A robust common law tradition may be better than codes of ethics
This essay is abridged, with permission, from an article that appeared in the Southern California Law Review, March, 1996. A complete version is available by contacting the author.
Regardless of its specific content, any black letter statutory codification regulating lawyers' conduct will be flawed as an instrument of ethics for lawyers.This is the central thesis of this article. It is motivated by the idea that typical statutory prohibitions and permissions are likely to stunt sentimental responsiveness, a key feature of good ethical deliberation. Additionally, a certain technocratic mode of legal analysis heightens this tendency.

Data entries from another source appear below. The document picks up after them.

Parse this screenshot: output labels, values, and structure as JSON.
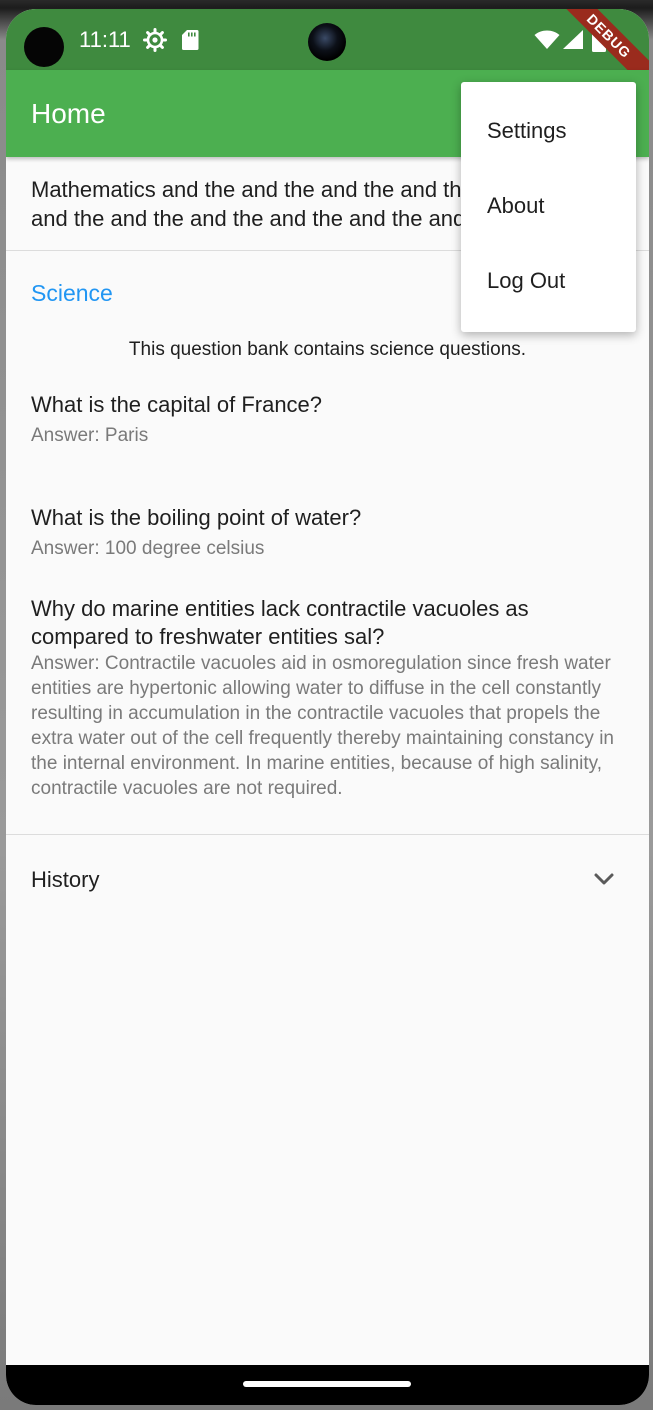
{
  "status_bar": {
    "time": "11:11",
    "debug_label": "DEBUG"
  },
  "app_bar": {
    "title": "Home"
  },
  "math_tile": {
    "text_line1": "Mathematics and the and the and the and the and the",
    "text_line2": "and the and the and the and the and the and the"
  },
  "science_section": {
    "header": "Science",
    "description": "This question bank contains science questions.",
    "items": [
      {
        "question": "What is the capital of France?",
        "answer": "Answer: Paris"
      },
      {
        "question": "What is the boiling point of water?",
        "answer": "Answer: 100 degree celsius"
      },
      {
        "question": "Why do marine entities lack contractile vacuoles as compared to freshwater entities sal?",
        "answer": "Answer: Contractile vacuoles aid in osmoregulation since fresh water entities are hypertonic allowing water to diffuse in the cell constantly resulting in accumulation in the contractile vacuoles that propels the extra water out of the cell frequently thereby maintaining constancy in the internal environment. In marine entities, because of high salinity, contractile vacuoles are not required."
      }
    ]
  },
  "history_section": {
    "label": "History"
  },
  "popup_menu": {
    "items": [
      "Settings",
      "About",
      "Log Out"
    ]
  },
  "colors": {
    "status_bar": "#3f8a3f",
    "app_bar": "#4caf50",
    "section_header": "#2196f3",
    "debug_ribbon": "#9a2b1d"
  }
}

The technocratic lawyer is a kind of legal minimalist. She aims essentially for instrumental efficacy in accomplishing goals set by her client. A more honorable lawyer seeks, at minimum, to ensure that goals explicitly adopted by the client serve the client's genuine best interests. If one believes that good lawyering practically always demands good ethical deliberation, then it follows that the honorable mode of legal analysis should practically always dominate the technocratic one.
In this article I argue that to the extent that sound lawyering calls for healthy ethical deliberation, the technocratic style interferes. I also argue that statutory codes of lawyers' ethics elicit the technocratic style rather than the honorable one. Finally, I suggest that a common law approach would at least tend to reverse this effect.

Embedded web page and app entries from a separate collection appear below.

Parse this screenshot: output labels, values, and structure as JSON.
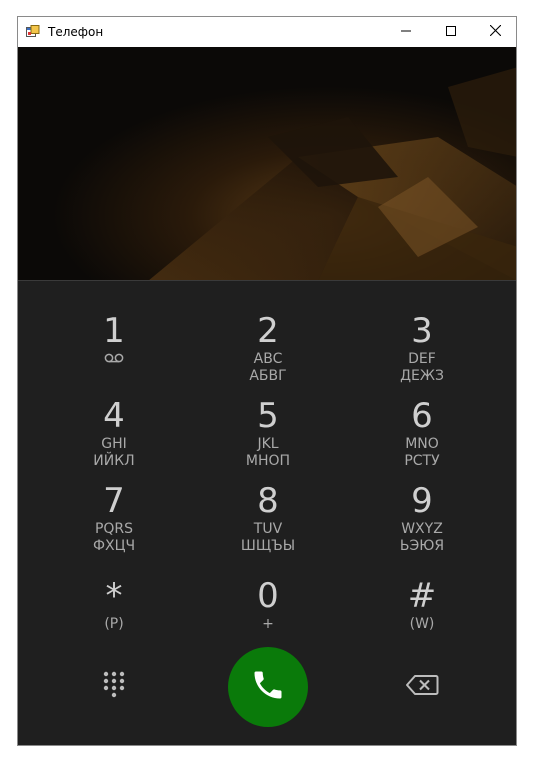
{
  "window": {
    "title": "Телефон"
  },
  "icons": {
    "app": "app-window-icon",
    "minimize": "minimize-icon",
    "maximize": "maximize-icon",
    "close": "close-icon",
    "voicemail": "voicemail-icon",
    "dialpad": "dialpad-icon",
    "call": "phone-call-icon",
    "backspace": "backspace-icon"
  },
  "colors": {
    "call_button": "#0a7a0a",
    "keypad_background": "#1f1f1f",
    "digit_text": "#cfcfcf",
    "sub_text": "#a9a9a9"
  },
  "keypad": {
    "keys": [
      {
        "digit": "1",
        "line1": "",
        "line2": ""
      },
      {
        "digit": "2",
        "line1": "ABC",
        "line2": "АБВГ"
      },
      {
        "digit": "3",
        "line1": "DEF",
        "line2": "ДЕЖЗ"
      },
      {
        "digit": "4",
        "line1": "GHI",
        "line2": "ИЙКЛ"
      },
      {
        "digit": "5",
        "line1": "JKL",
        "line2": "МНОП"
      },
      {
        "digit": "6",
        "line1": "MNO",
        "line2": "РСТУ"
      },
      {
        "digit": "7",
        "line1": "PQRS",
        "line2": "ФХЦЧ"
      },
      {
        "digit": "8",
        "line1": "TUV",
        "line2": "ШЩЪЫ"
      },
      {
        "digit": "9",
        "line1": "WXYZ",
        "line2": "ЬЭЮЯ"
      },
      {
        "digit": "*",
        "line1": "(P)",
        "line2": ""
      },
      {
        "digit": "0",
        "line1": "+",
        "line2": ""
      },
      {
        "digit": "#",
        "line1": "(W)",
        "line2": ""
      }
    ]
  }
}
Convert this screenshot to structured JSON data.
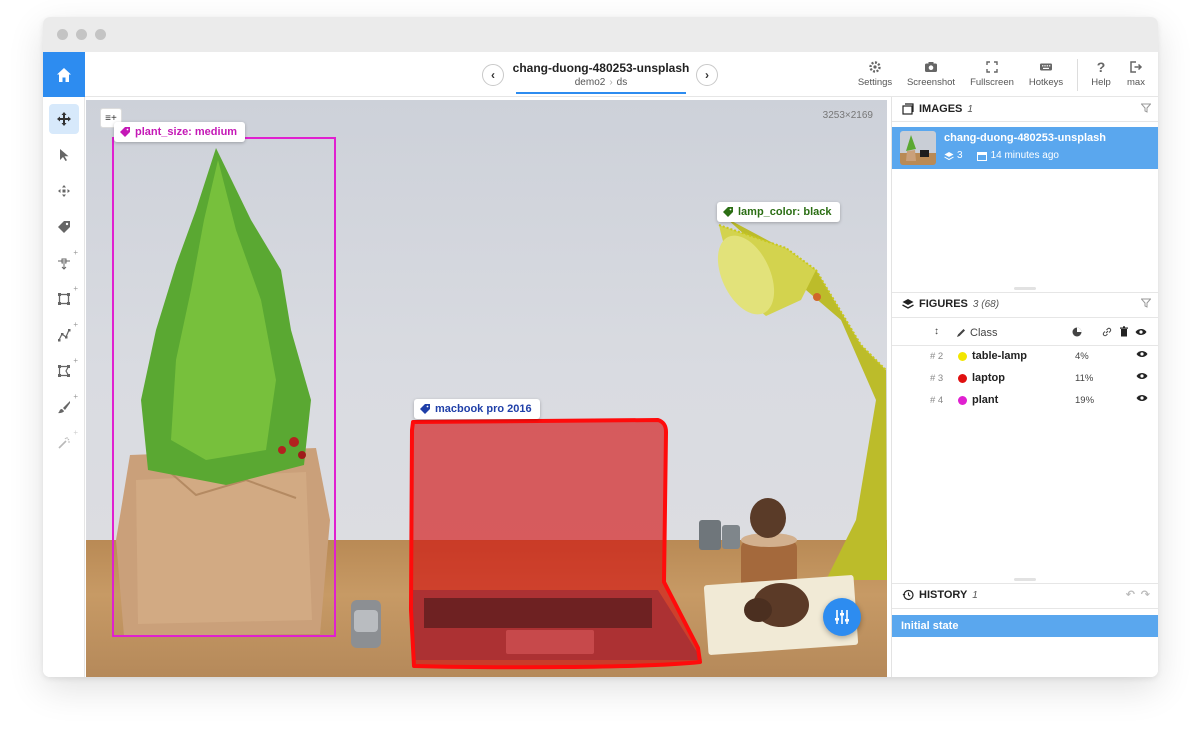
{
  "image": {
    "title": "chang-duong-480253-unsplash",
    "project": "demo2",
    "dataset": "ds",
    "dimensions": "3253×2169"
  },
  "toolbar": {
    "settings": "Settings",
    "screenshot": "Screenshot",
    "fullscreen": "Fullscreen",
    "hotkeys": "Hotkeys",
    "help": "Help",
    "user": "max"
  },
  "annotations": {
    "plant_tag": "plant_size: medium",
    "lamp_tag": "lamp_color: black",
    "laptop_tag": "macbook pro 2016"
  },
  "images_panel": {
    "title": "IMAGES",
    "count": "1",
    "item": {
      "name": "chang-duong-480253-unsplash",
      "layers": "3",
      "time": "14 minutes ago"
    }
  },
  "figures_panel": {
    "title": "FIGURES",
    "count": "3 (68)",
    "class_header": "Class",
    "rows": [
      {
        "num": "# 2",
        "name": "table-lamp",
        "pct": "4%",
        "color": "#f2e600"
      },
      {
        "num": "# 3",
        "name": "laptop",
        "pct": "11%",
        "color": "#e01010"
      },
      {
        "num": "# 4",
        "name": "plant",
        "pct": "19%",
        "color": "#e020d0"
      }
    ]
  },
  "history_panel": {
    "title": "HISTORY",
    "count": "1",
    "entry": "Initial state"
  },
  "colors": {
    "accent": "#2d8cf0",
    "selection": "#5aa7ee",
    "plant": "#e020d0",
    "laptop": "#e01010",
    "lamp": "#c8c81e"
  }
}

Heidi L. Feldman,
Can Good Lawyers be Good Ethical Deliberators?,
Law Quadrangle (formerly Law Quad Notes)
Available at: https://repository.law.umich.edu/lqnotes/vol39/iss2/8